McElvany had cashed out the 401(k) he earned as an insurance underwriter three years earlier to buy Bakked, which was then a mom-and-daughter edibles company. He repurposed the brand around his vision of vape-pens and cartridges, but shortly after was approached by Jeremy Heidl and Ralph Morgan, who were talking about combining their efforts to form what would become O.PenVape.
“I showed Jeremy the cartridge I had made,” McElvany said. “He organized a meeting with Ralph, who I knew as one of my competitors at the time. We all sat down and decided that it made more sense for us to align our forces, not compete, merge our companies, and that’s how O.PenVape was conceived.”
Since then, Organa Brands has grown right along with the cannabis industry. According to cannabis research firm ArcView, the North American recreational cannabis market saw sales increase 34 percent in 2016 to $6.9 billion.
Driessen estimates that by 2020 cannabis will be a $20 billion dollar industry, and ArcView’s numbers agree, calling for an average 26 percent growth per year until marijuana is a $22 billion market by 2021.

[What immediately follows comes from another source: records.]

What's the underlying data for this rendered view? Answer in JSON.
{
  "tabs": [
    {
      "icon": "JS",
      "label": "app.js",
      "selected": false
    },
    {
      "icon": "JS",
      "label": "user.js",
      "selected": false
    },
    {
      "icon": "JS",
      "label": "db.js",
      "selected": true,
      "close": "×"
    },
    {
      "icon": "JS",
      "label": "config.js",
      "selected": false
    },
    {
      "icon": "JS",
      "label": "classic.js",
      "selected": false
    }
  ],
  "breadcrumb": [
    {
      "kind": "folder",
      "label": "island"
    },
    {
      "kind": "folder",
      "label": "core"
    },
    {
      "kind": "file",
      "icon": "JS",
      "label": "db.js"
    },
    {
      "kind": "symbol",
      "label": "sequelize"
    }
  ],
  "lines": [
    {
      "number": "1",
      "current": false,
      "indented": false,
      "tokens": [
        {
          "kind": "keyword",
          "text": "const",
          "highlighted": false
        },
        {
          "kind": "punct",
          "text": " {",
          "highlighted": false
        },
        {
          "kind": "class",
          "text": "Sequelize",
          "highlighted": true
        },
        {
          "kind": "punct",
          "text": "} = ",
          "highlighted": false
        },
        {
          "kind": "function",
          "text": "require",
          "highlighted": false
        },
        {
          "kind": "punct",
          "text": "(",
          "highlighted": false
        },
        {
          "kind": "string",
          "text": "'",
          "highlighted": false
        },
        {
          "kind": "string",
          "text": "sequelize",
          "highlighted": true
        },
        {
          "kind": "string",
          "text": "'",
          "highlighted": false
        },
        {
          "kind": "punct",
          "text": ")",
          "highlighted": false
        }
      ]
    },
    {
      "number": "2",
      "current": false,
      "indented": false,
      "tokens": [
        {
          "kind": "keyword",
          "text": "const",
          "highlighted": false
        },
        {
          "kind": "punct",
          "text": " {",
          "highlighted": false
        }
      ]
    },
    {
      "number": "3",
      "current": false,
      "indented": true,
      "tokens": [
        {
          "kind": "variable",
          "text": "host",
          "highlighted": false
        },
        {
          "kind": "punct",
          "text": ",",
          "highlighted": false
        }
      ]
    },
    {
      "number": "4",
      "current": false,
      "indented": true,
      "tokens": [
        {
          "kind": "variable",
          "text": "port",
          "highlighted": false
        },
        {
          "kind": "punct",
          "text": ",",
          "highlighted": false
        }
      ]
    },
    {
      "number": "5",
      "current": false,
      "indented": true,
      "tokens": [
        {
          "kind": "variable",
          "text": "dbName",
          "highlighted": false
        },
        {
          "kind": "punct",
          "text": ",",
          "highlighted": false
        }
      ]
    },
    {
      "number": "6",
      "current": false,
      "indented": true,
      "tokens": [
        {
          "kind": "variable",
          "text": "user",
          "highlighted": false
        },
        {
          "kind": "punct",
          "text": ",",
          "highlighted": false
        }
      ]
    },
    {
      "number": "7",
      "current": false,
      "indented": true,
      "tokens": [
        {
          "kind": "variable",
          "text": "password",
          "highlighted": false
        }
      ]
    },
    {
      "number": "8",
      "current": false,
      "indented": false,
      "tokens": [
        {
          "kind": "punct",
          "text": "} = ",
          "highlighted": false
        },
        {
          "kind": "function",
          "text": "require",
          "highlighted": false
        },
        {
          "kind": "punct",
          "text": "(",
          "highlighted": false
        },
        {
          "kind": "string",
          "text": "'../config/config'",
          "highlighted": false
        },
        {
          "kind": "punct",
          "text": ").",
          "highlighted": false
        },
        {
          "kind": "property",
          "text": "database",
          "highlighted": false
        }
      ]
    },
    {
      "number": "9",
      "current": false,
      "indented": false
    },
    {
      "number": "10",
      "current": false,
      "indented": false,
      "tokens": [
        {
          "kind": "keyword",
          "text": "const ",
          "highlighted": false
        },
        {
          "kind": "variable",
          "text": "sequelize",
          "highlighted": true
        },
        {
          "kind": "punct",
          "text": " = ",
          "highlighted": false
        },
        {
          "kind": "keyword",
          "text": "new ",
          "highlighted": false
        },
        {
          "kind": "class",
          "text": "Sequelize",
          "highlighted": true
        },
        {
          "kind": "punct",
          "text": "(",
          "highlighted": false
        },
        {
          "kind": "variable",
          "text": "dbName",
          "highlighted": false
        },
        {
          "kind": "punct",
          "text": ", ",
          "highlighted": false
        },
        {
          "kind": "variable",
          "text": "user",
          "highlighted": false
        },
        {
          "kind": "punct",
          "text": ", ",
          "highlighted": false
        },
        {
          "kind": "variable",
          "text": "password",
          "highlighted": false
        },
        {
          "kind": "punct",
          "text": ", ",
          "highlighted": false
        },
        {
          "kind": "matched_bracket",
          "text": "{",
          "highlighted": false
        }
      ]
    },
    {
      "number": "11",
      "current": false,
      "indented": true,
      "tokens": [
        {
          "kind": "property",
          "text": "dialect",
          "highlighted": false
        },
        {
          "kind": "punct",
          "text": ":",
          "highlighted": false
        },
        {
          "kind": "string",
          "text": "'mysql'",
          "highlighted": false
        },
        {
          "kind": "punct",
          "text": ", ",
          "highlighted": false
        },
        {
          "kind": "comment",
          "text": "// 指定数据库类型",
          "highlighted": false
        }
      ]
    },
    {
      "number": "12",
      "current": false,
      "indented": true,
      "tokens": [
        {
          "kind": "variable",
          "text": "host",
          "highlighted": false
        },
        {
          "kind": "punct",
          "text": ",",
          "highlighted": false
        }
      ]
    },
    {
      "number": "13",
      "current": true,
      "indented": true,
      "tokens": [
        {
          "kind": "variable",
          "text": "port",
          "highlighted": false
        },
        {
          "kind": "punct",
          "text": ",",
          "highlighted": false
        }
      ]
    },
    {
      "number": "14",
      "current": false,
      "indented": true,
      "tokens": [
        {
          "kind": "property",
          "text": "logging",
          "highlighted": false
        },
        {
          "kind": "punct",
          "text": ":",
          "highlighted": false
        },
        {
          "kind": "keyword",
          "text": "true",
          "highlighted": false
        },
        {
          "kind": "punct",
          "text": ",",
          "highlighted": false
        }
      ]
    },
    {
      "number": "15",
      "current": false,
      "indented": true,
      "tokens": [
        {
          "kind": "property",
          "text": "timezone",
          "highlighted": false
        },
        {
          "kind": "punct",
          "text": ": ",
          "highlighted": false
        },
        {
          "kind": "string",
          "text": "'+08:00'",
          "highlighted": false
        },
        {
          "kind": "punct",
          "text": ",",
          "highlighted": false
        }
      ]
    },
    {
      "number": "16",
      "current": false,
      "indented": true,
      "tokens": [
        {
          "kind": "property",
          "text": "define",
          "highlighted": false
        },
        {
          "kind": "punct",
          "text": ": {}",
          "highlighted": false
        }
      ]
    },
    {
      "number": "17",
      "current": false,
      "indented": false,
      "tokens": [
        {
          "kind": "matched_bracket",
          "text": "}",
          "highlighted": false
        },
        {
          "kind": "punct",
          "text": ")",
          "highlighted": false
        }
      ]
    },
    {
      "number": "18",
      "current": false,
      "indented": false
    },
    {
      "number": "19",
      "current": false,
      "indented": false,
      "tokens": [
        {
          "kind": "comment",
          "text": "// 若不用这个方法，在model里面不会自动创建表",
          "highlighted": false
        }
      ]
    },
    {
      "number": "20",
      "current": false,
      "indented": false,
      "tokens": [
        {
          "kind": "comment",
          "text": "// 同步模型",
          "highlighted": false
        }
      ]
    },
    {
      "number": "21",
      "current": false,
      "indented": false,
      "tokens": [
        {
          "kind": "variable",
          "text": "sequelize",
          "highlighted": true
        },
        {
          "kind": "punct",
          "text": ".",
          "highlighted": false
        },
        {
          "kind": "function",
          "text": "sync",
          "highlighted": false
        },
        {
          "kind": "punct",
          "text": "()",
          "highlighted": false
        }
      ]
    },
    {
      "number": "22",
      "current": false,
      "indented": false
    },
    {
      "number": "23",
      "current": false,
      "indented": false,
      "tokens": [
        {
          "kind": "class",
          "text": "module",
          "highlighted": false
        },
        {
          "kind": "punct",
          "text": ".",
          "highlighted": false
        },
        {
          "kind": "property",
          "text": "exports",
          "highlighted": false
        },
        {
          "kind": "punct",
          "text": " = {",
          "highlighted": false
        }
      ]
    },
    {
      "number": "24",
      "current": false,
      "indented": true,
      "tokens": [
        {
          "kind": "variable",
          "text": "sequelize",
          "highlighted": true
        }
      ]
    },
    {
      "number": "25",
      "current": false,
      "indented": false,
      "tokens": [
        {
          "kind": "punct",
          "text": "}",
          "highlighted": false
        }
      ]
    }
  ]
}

“The thing I would tell Texans is, look, you’re either for a regulated industry, i.e. adult use and legalization, or you’re for the black market, period. There is no in-between,” Driessen said.
“They estimate that drug cartels make 40 percent of their money from cannabis. Well, mine’s cheaper, better, stronger and safer than what you’re going to get from across the border.”